# “Who Cares?”

Fair question as one might argue that an ID only serves the purpose of differentiating and there is no need for maintaining a family tree of clusters. Also in above use case this argument is not easily denied. But a stable inheritance of IDs might simplify understanding dynamics of how clustering takes place – a large number of representatives might render a cluster and its represented entity “important” and it would be weird if you have no stable way to refer to it. And some other possible motivations come to my mind. Maybe the organisation will send to selected plants researchers to perform an examination on them and henceforth intends to refer to those ones specifically.

# “Take arms!”

# calculates the contingency table described below
cross <- function(c0, cx) {
uc0 <- unique(c0[c0 != "?"])
ucx <- unique(cx)

cross <- matrix(0,
ncol=length(ucx),
nrow=length(uc0),
dimnames=list(uc0, ucx)
)

for(id_c0 in uc0) {
for(id_cx in ucx) {
cross[id_c0, id_cx] <- length(intersect(
which(c0 == id_c0),
which(cx == id_cx)
))
}
}

return(cross)
}

# helper function: "A B" -> c("A","B")
sv <- function(str) {
strsplit(str," +")[[1]]
}

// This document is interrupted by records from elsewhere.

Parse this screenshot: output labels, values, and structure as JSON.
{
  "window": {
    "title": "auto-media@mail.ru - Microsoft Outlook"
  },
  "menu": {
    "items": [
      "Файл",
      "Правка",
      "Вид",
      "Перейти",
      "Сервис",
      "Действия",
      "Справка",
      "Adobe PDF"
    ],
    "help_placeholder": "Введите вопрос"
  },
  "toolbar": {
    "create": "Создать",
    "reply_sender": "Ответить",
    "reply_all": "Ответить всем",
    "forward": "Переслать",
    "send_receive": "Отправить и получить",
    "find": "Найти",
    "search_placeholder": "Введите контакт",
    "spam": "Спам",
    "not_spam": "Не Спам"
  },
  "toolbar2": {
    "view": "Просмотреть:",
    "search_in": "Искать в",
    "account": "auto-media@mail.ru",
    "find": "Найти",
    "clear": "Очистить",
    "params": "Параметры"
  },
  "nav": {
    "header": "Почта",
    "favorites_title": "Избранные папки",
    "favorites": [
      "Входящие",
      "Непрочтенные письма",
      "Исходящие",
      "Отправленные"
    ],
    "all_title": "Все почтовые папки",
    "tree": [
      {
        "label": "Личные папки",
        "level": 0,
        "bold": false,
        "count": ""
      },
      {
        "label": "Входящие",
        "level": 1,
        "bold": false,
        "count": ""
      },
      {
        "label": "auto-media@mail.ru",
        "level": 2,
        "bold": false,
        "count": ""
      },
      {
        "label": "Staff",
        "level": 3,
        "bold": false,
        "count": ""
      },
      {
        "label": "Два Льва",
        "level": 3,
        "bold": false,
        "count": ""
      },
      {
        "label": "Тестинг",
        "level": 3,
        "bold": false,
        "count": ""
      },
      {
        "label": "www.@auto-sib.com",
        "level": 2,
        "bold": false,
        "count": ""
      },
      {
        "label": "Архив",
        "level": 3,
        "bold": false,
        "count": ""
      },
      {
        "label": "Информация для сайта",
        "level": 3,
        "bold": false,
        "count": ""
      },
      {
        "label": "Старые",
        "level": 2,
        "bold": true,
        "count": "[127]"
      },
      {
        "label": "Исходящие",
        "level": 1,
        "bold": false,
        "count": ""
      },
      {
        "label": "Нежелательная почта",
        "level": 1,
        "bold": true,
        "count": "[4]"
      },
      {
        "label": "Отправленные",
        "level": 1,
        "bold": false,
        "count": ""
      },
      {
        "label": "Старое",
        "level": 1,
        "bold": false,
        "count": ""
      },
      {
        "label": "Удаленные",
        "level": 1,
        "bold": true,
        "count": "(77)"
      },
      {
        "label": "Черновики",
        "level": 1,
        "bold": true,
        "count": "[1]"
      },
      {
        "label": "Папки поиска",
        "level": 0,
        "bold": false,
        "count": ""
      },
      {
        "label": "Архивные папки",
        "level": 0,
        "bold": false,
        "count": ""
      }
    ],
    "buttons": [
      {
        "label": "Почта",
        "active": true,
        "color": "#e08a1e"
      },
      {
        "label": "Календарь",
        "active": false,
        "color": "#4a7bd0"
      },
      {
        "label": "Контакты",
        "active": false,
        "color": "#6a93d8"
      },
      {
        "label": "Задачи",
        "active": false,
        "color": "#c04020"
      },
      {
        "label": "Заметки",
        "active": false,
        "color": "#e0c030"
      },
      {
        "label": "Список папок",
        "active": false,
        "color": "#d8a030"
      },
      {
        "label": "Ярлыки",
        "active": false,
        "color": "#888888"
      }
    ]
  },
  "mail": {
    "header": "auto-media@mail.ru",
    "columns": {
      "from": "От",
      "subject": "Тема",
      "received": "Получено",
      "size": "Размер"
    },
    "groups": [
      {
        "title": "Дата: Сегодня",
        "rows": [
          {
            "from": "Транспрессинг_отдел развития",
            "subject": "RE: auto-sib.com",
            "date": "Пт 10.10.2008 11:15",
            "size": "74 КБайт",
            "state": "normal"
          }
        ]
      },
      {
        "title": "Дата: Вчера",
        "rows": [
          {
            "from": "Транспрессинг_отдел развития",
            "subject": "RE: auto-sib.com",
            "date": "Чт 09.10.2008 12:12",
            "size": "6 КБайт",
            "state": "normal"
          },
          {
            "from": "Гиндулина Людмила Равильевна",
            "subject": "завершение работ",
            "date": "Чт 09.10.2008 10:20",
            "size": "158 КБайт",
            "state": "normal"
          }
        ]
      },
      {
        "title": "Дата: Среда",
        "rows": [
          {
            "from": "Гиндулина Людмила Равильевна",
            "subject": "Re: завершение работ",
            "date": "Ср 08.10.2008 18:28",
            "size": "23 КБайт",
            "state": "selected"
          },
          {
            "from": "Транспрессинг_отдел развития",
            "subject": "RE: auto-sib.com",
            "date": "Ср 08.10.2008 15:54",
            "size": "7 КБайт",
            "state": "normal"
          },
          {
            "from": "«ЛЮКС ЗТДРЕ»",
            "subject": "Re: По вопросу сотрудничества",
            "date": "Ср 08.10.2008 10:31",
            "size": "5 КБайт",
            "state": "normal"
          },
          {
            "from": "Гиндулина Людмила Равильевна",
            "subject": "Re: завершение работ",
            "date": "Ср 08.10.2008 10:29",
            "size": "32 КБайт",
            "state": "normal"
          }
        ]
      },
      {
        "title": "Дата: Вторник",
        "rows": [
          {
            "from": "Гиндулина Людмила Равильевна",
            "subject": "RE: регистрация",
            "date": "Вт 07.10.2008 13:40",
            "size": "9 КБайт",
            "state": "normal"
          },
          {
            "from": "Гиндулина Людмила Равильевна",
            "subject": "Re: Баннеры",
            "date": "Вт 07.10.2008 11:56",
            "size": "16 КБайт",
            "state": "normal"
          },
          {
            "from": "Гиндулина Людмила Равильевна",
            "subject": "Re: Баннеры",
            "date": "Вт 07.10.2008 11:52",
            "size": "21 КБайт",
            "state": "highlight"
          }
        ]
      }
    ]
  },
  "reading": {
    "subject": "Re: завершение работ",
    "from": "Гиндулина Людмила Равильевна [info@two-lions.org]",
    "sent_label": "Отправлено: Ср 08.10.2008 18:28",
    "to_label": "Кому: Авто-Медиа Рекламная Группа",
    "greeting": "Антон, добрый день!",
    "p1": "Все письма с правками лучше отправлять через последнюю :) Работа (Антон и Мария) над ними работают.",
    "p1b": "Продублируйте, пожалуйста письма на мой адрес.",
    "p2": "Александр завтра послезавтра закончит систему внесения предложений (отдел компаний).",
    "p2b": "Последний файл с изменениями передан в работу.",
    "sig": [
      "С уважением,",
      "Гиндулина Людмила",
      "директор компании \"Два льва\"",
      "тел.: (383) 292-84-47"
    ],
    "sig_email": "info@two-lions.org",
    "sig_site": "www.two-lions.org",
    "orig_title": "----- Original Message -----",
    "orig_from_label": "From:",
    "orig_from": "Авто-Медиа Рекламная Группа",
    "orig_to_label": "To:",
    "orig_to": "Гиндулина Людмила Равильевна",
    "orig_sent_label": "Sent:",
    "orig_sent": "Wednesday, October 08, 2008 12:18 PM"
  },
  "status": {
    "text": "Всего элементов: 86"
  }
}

So how might we approach this almost philosophical problem? I guess what is needed first is a handy way to represent the relations. And for that purpose something one might be inclined to refer to as a “set theoretic contingency table” might make sense. Rows represent so far identified clusters, columns represent the result of the performed clustering and the values are the number of elements the respective clusters have in common. Take the illustration on the right hand side for an example - the new clustering leading to a temporary cluster with ID 2 has 1 element in common with cluster C. Now to choose A for clustering set 3 is an obvious choice but choosing B for 2 and C for 1 is not so evident but probably an obvious choice for a human being.

> c0 <-  sv("A A B B C C C ?")
> cx  <- sv("3 3 2 2 2 1 1 2")
>
> cross(c0,cx)
3 2 1
A 2 0 0
B 0 2 0
C 0 1 2

# Choosing a Label for a Mixed Set

Continuing with above example. Clustered set 2 contains elements of type B and C. In this case one might say: “The choice of B is most reasonable as there are two Bs, one A and one unsettled element”. Fair enough – but what if we face a draw? Or if we would have two Bs and five more elements of different types, like C,D,E,F,G? Might seem odd but in a space of high dimensionality this is, I guess, a possibility.

Or take the situation illustrated to the right. For set 1 the label is a clear choice. But with above democratic labeling heuristic we would have to choose the same label for 2 and this would lead to a conflict. :/

# A Conservative Approach to Restore Peace

To make a long story short a possible way to go might be to take a very conservative stance and expect from a cluster to properly tend its flock if it would like to keep its label. Id est, a cluster looses an element or gains one, then its new label is chosen randomly. This can be told by checking the contingency table – the condition is met if one and only one field in a row is non-zero and the corresponding column is as well non-zero exclusively for that field.

# determines unambiguous cluster labeling cases
labeling <- function(cross) {
labels <- c()

for(id_cx in colnames(cross)) {
if(sum(cross[,id_cx]) == max(cross[,id_cx])){

id_c0 <- which.max(cross[,id_cx])

if(sum(cross[id_c0,]) == max(cross[id_c0,])) {
labels[id_cx] <- names(id_c0)
} else {
labels[id_cx] <- "+"
}
} else {
labels[id_cx] <- "+"
}
}

return(labels)
}

And now in action:

> c0 <-  sv("A A B B C C C D D ?")
> cx  <- sv("3 3 2 2 1 1 1 1 4 2")
>
> x <- cross(c0,cx)
> x
3 2 1 4
A 2 0 0 0
B 0 2 0 0
C 0 0 3 0
D 0 0 1 1
>
> labeling(x)
3   2   1   4
"A" "B" "+" "+"

Congratulations for making it to this point – you are now part of a small distinguished circle! Write me a mail and I will organize for you a session so you will receive the fierce looking joyofdata-tattoo on your forehead which will grant you bargains in bio supermarkets all over the world and will facilitate meeting people at night clubs. Okay, seriously, I’d be interested in input!

(original article published on www.joyofdata.de)